Description of the task:
Filter the entries down to the lines containing "نیاز", and copy those lines.

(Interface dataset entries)
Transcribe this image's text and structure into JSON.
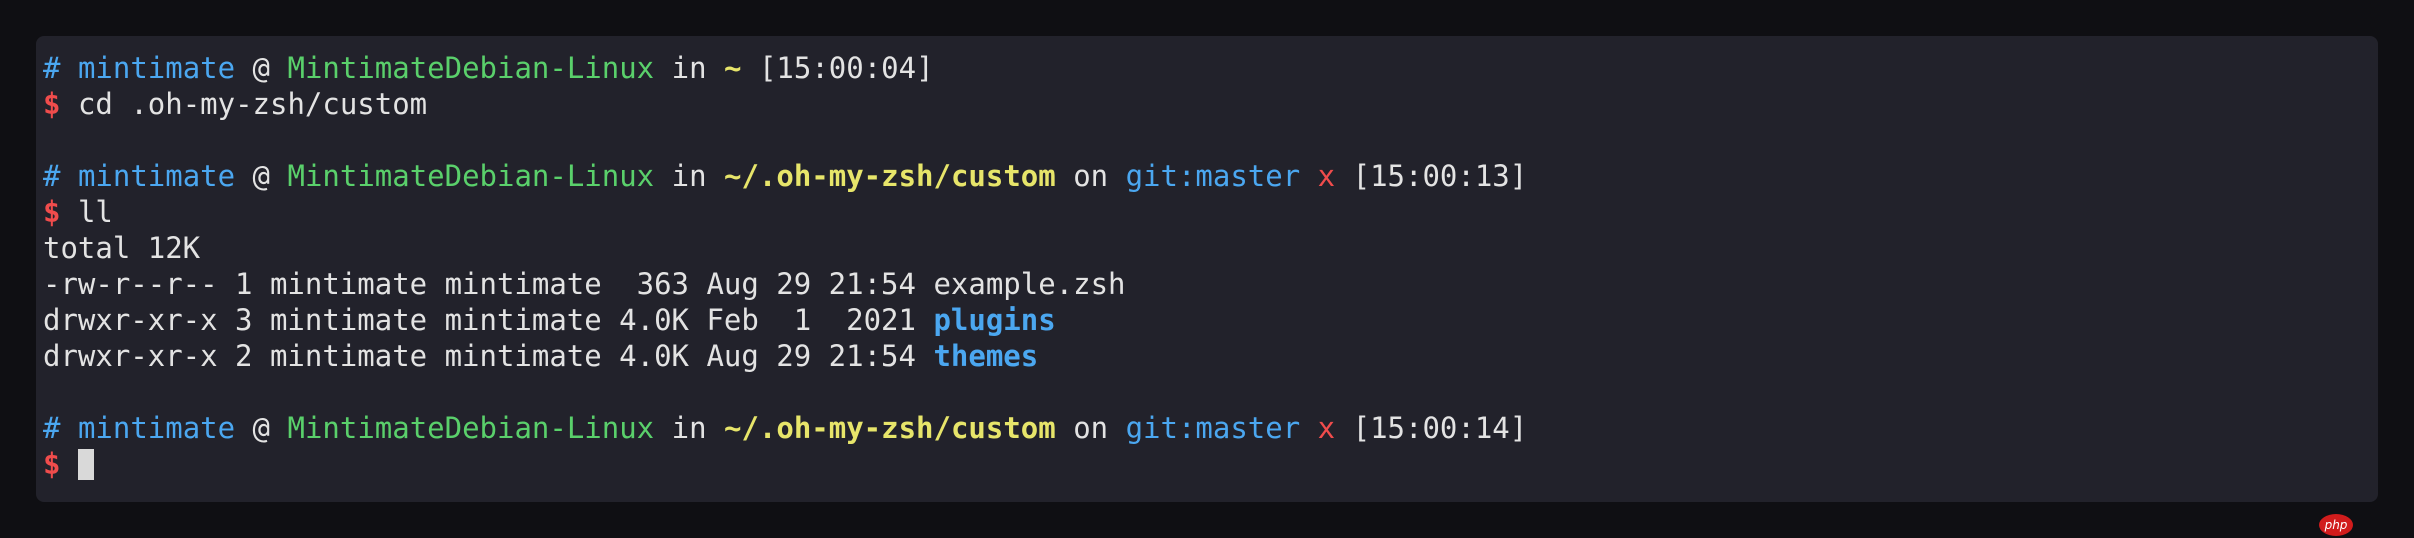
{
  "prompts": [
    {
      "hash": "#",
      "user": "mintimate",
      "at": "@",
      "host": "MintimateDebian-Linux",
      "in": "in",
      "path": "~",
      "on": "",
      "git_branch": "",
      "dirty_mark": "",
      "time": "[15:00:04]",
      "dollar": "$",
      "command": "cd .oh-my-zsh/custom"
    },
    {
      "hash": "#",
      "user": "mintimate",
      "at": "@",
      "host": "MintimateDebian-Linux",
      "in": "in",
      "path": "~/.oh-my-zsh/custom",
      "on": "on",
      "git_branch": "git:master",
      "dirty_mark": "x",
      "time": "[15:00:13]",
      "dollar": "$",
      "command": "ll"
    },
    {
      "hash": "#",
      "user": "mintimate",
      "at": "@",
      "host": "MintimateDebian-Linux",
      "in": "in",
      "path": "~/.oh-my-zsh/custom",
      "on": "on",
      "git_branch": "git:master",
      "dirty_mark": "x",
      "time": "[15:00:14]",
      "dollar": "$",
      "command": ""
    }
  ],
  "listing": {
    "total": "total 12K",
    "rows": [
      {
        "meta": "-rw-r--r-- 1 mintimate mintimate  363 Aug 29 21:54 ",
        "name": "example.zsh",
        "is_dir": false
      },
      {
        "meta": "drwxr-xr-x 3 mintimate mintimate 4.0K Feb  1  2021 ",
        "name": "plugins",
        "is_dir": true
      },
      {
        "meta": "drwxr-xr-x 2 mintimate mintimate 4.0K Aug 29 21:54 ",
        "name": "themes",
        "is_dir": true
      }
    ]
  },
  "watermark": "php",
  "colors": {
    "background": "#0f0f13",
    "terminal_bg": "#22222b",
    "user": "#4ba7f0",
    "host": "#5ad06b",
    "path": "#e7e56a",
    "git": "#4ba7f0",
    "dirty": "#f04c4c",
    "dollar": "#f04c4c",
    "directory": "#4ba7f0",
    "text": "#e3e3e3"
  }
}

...

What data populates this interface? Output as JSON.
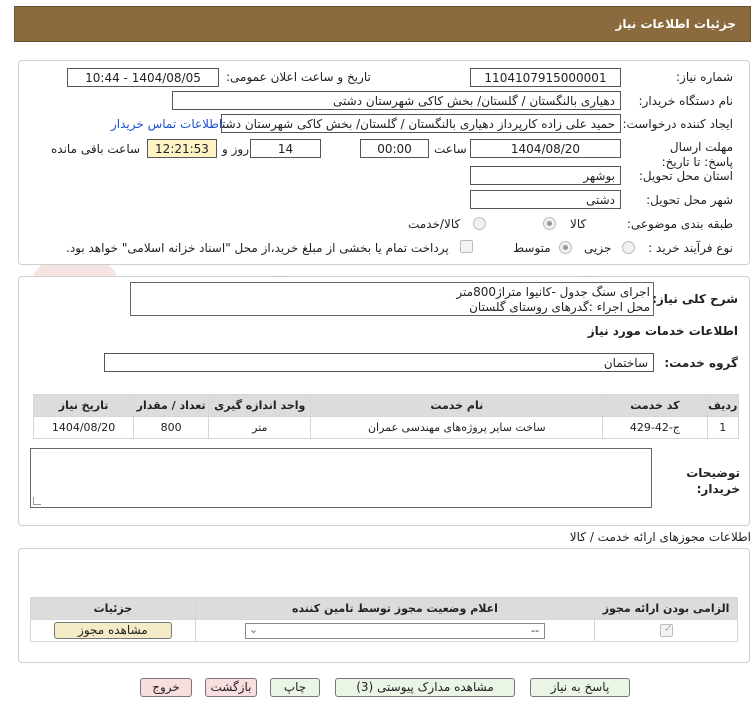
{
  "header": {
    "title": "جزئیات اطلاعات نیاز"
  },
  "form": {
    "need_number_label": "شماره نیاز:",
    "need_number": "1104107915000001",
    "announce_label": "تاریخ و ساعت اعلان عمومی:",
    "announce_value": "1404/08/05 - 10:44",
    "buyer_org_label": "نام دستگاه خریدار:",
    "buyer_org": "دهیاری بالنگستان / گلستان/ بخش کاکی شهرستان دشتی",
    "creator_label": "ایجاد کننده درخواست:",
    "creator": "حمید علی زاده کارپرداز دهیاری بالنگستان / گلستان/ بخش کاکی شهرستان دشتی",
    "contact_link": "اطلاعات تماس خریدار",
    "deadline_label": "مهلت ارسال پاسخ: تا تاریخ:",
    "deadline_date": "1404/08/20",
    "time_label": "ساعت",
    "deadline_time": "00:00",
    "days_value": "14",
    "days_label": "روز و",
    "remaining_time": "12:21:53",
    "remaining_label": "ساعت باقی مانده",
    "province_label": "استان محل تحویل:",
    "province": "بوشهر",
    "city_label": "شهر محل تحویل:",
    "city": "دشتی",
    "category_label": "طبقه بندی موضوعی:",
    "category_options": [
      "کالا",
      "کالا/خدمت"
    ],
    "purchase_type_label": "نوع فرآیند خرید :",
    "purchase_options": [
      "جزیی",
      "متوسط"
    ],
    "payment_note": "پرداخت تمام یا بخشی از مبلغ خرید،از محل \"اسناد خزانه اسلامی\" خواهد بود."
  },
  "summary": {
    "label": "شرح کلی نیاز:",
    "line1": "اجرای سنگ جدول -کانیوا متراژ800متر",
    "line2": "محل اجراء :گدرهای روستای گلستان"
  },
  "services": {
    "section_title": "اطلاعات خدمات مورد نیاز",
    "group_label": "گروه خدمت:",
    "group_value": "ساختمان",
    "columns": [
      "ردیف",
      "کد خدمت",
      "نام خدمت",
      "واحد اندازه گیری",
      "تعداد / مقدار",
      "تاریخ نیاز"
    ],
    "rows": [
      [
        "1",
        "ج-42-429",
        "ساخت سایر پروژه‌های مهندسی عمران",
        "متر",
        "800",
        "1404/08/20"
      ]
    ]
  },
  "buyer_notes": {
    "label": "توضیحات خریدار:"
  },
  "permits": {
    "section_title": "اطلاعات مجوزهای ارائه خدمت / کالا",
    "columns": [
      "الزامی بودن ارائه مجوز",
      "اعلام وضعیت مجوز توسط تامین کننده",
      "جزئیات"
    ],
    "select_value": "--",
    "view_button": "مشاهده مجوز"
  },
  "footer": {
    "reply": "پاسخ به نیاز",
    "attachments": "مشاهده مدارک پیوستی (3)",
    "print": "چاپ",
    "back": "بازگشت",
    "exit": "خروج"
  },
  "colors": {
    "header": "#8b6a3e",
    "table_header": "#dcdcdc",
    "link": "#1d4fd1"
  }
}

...

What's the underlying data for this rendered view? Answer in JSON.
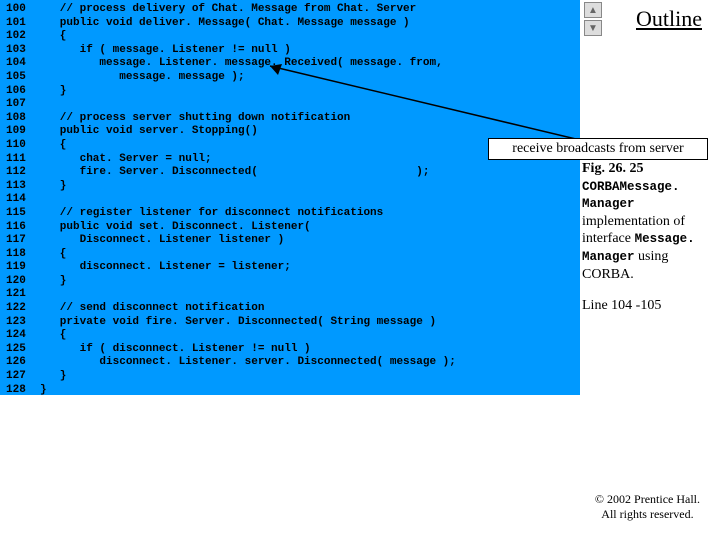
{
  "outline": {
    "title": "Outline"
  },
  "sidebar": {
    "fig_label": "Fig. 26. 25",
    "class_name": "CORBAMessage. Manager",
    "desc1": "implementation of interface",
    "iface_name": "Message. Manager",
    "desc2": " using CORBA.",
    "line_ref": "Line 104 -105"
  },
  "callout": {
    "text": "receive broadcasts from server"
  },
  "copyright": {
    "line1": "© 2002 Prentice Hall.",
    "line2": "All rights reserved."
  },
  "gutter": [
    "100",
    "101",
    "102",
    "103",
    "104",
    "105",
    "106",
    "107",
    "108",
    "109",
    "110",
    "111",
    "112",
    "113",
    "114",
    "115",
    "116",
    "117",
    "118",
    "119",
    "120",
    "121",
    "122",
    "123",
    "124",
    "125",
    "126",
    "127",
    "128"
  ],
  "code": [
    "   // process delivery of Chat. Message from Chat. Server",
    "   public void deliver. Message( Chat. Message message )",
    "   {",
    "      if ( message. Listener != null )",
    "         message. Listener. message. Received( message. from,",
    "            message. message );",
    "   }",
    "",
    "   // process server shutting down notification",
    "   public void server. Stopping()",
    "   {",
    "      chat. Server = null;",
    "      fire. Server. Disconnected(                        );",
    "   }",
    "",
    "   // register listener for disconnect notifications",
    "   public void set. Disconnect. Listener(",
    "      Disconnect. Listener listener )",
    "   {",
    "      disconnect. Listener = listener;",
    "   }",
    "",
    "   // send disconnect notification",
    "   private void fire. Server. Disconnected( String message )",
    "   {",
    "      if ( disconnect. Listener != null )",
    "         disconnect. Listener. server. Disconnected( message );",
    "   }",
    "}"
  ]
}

Completed exercise:
    "title": "جزئیات اطلاعات نیاز"
    "need_number_label": "شماره نیاز:",
    "label": "شرح کلی نیاز:",
    "section_title": "اطلاعات خدمات مورد نیاز",
      "تاریخ نیاز"
    "reply": "پاسخ به نیاز",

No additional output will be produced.